With spillway closing, Lake Pontchartrain enters next phase

Bonnet Carre Spillway opening, hot weather is perfect storm for algae blooms

Last Saturday (June 11,) the U.S. Army Corps of Engineers began closing the Bonnet Carre spillway. Closing 20 to 30 bays per day (river stage permitting), the structure may be entirely closed in a couple of weeks.

With the closure comes the next phase of impacts to Lake Pontchartrain. Lake users are asked to contact the Lake Pontchartrain Basin Foundation if they happen to encounter anything out of the ordinary so the foundation can track locations of events.

With the high lake level and lack of rain, the foundation is noticing that many Northshore rivers are not flowing much. This is causing dissolved oxygen levels to be very low in the rivers, and can potentially lead to fish kills. This has already happened once or twice, according to the foundation.

If you see a number of dead, floating fish in a Northshore river (particularly near the lake), you are asked to contact the foundation. They will investigate and notify agencies.

With the flow from the Bonnet Carre stopped and no wind, the sediment in the Mississippi River water (that is now in Lake Pontchartrain) will begin to sink out of the water column. This will leave the water very clear and full of nutrients – a perfect situation for algae growth.

Some species of algae have toxins that can affect pets and humans, so it is best to avoid swimming in it. Once the algae grow and die, the bacteria that decompose them will use all of the oxygen in the water and could lead to fish kills.

From past Bonnet Carre openings, the foundation anticipates that the lake will return to normal conditions in about six months.
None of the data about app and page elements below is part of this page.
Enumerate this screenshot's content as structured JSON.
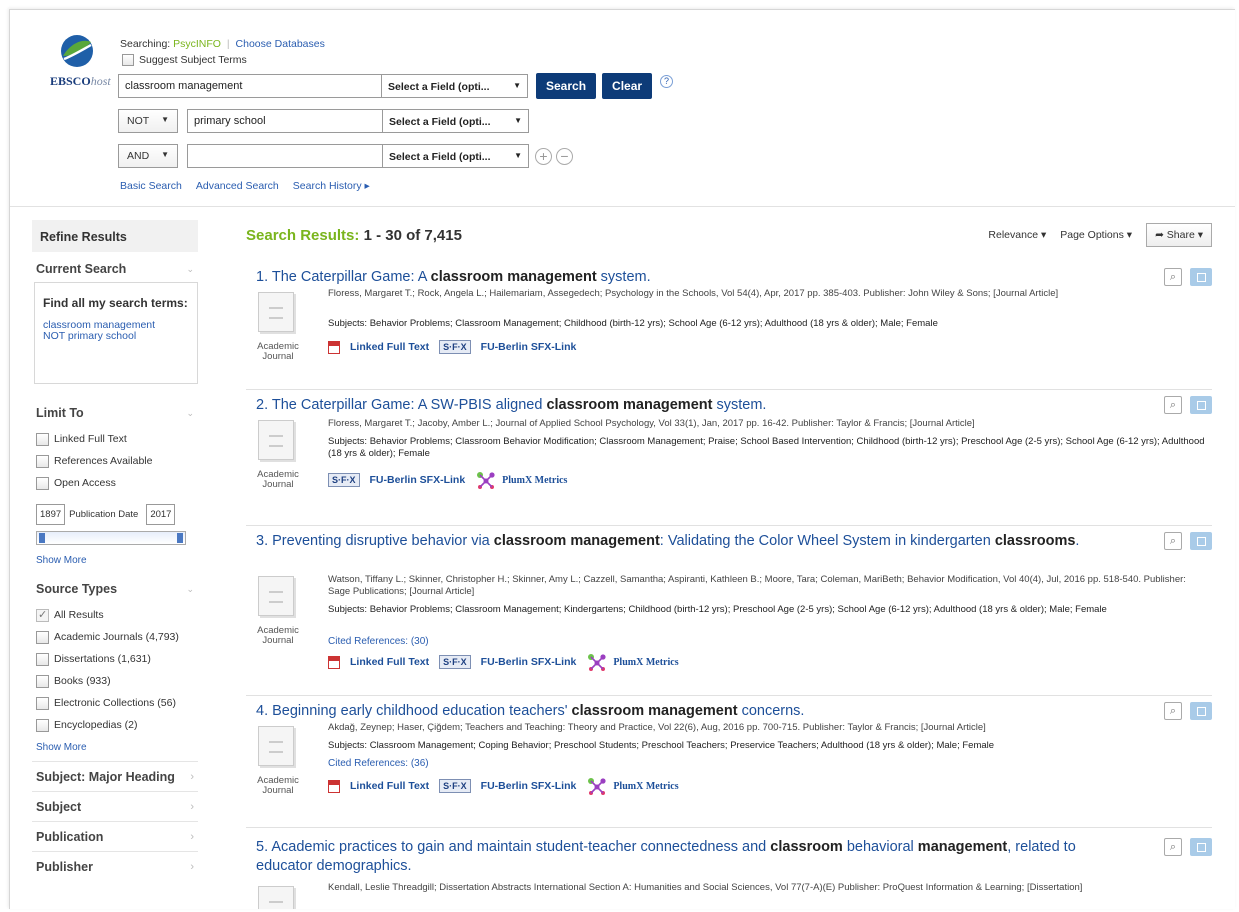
{
  "header": {
    "logo_text": "EBSCO",
    "logo_italic": "host",
    "searching_label": "Searching:",
    "database": "PsycINFO",
    "choose_databases": "Choose Databases",
    "suggest_subject_terms": "Suggest Subject Terms",
    "rows": [
      {
        "bool": "",
        "value": "classroom management",
        "field": "Select a Field (opti..."
      },
      {
        "bool": "NOT",
        "value": "primary school",
        "field": "Select a Field (opti..."
      },
      {
        "bool": "AND",
        "value": "",
        "field": "Select a Field (opti..."
      }
    ],
    "search_button": "Search",
    "clear_button": "Clear",
    "help": "?",
    "links": {
      "basic": "Basic Search",
      "advanced": "Advanced Search",
      "history": "Search History ▸"
    }
  },
  "sidebar": {
    "refine": "Refine Results",
    "current_search": "Current Search",
    "find_all": "Find all my search terms:",
    "terms_1": "classroom management",
    "terms_2": "NOT primary school",
    "limit_to": "Limit To",
    "limits": [
      "Linked Full Text",
      "References Available",
      "Open Access"
    ],
    "pub_start": "1897",
    "pub_label": "Publication Date",
    "pub_end": "2017",
    "show_more": "Show More",
    "source_types": "Source Types",
    "sources": [
      {
        "label": "All Results",
        "checked": true
      },
      {
        "label": "Academic Journals (4,793)",
        "checked": false
      },
      {
        "label": "Dissertations (1,631)",
        "checked": false
      },
      {
        "label": "Books (933)",
        "checked": false
      },
      {
        "label": "Electronic Collections (56)",
        "checked": false
      },
      {
        "label": "Encyclopedias (2)",
        "checked": false
      }
    ],
    "facets": [
      "Subject: Major Heading",
      "Subject",
      "Publication",
      "Publisher"
    ]
  },
  "results": {
    "label": "Search Results:",
    "range": "1 - 30 of 7,415",
    "relevance": "Relevance ▾",
    "page_options": "Page Options ▾",
    "share": "Share ▾",
    "doc_type_1": "Academic",
    "doc_type_2": "Journal",
    "linked_full_text": "Linked Full Text",
    "sfx": "S·F·X",
    "sfx_link": "FU-Berlin SFX-Link",
    "plumx": "PlumX Metrics",
    "records": [
      {
        "n": "1.",
        "title_pre": "The Caterpillar Game: A ",
        "title_bold": "classroom management",
        "title_post": " system.",
        "meta": "Floress, Margaret T.; Rock, Angela L.; Hailemariam, Assegedech; Psychology in the Schools, Vol 54(4), Apr, 2017 pp. 385-403. Publisher: John Wiley & Sons; [Journal Article]",
        "subjects": "Subjects: Behavior Problems; Classroom Management; Childhood (birth-12 yrs); School Age (6-12 yrs); Adulthood (18 yrs & older); Male; Female"
      },
      {
        "n": "2.",
        "title_pre": "The Caterpillar Game: A SW-PBIS aligned ",
        "title_bold": "classroom management",
        "title_post": " system.",
        "meta": "Floress, Margaret T.; Jacoby, Amber L.; Journal of Applied School Psychology, Vol 33(1), Jan, 2017 pp. 16-42. Publisher: Taylor & Francis; [Journal Article]",
        "subjects": "Subjects: Behavior Problems; Classroom Behavior Modification; Classroom Management; Praise; School Based Intervention; Childhood (birth-12 yrs); Preschool Age (2-5 yrs); School Age (6-12 yrs); Adulthood (18 yrs & older); Female"
      },
      {
        "n": "3.",
        "title_pre": "Preventing disruptive behavior via ",
        "title_bold": "classroom management",
        "title_post": ": Validating the Color Wheel System in kindergarten ",
        "title_bold2": "classrooms",
        "title_post2": ".",
        "meta": "Watson, Tiffany L.; Skinner, Christopher H.; Skinner, Amy L.; Cazzell, Samantha; Aspiranti, Kathleen B.; Moore, Tara; Coleman, MariBeth; Behavior Modification, Vol 40(4), Jul, 2016 pp. 518-540. Publisher: Sage Publications; [Journal Article]",
        "subjects": "Subjects: Behavior Problems; Classroom Management; Kindergartens; Childhood (birth-12 yrs); Preschool Age (2-5 yrs); School Age (6-12 yrs); Adulthood (18 yrs & older); Male; Female",
        "cited": "Cited References: (30)"
      },
      {
        "n": "4.",
        "title_pre": "Beginning early childhood education teachers' ",
        "title_bold": "classroom management",
        "title_post": " concerns.",
        "meta": "Akdağ, Zeynep; Haser, Çiğdem; Teachers and Teaching: Theory and Practice, Vol 22(6), Aug, 2016 pp. 700-715. Publisher: Taylor & Francis; [Journal Article]",
        "subjects": "Subjects: Classroom Management; Coping Behavior; Preschool Students; Preschool Teachers; Preservice Teachers; Adulthood (18 yrs & older); Male; Female",
        "cited": "Cited References: (36)"
      },
      {
        "n": "5.",
        "title_pre": "Academic practices to gain and maintain student-teacher connectedness and ",
        "title_bold": "classroom",
        "title_post": " behavioral ",
        "title_bold2": "management",
        "title_post2": ", related to educator demographics.",
        "meta": "Kendall, Leslie Threadgill; Dissertation Abstracts International Section A: Humanities and Social Sciences, Vol 77(7-A)(E) Publisher: ProQuest Information & Learning; [Dissertation]"
      }
    ]
  }
}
If you see indications of any water-quality problems or have any questions about the impacts of the spillway opening on the basin, contact the foundation at info@saveourlake.org or at 504.836.2215.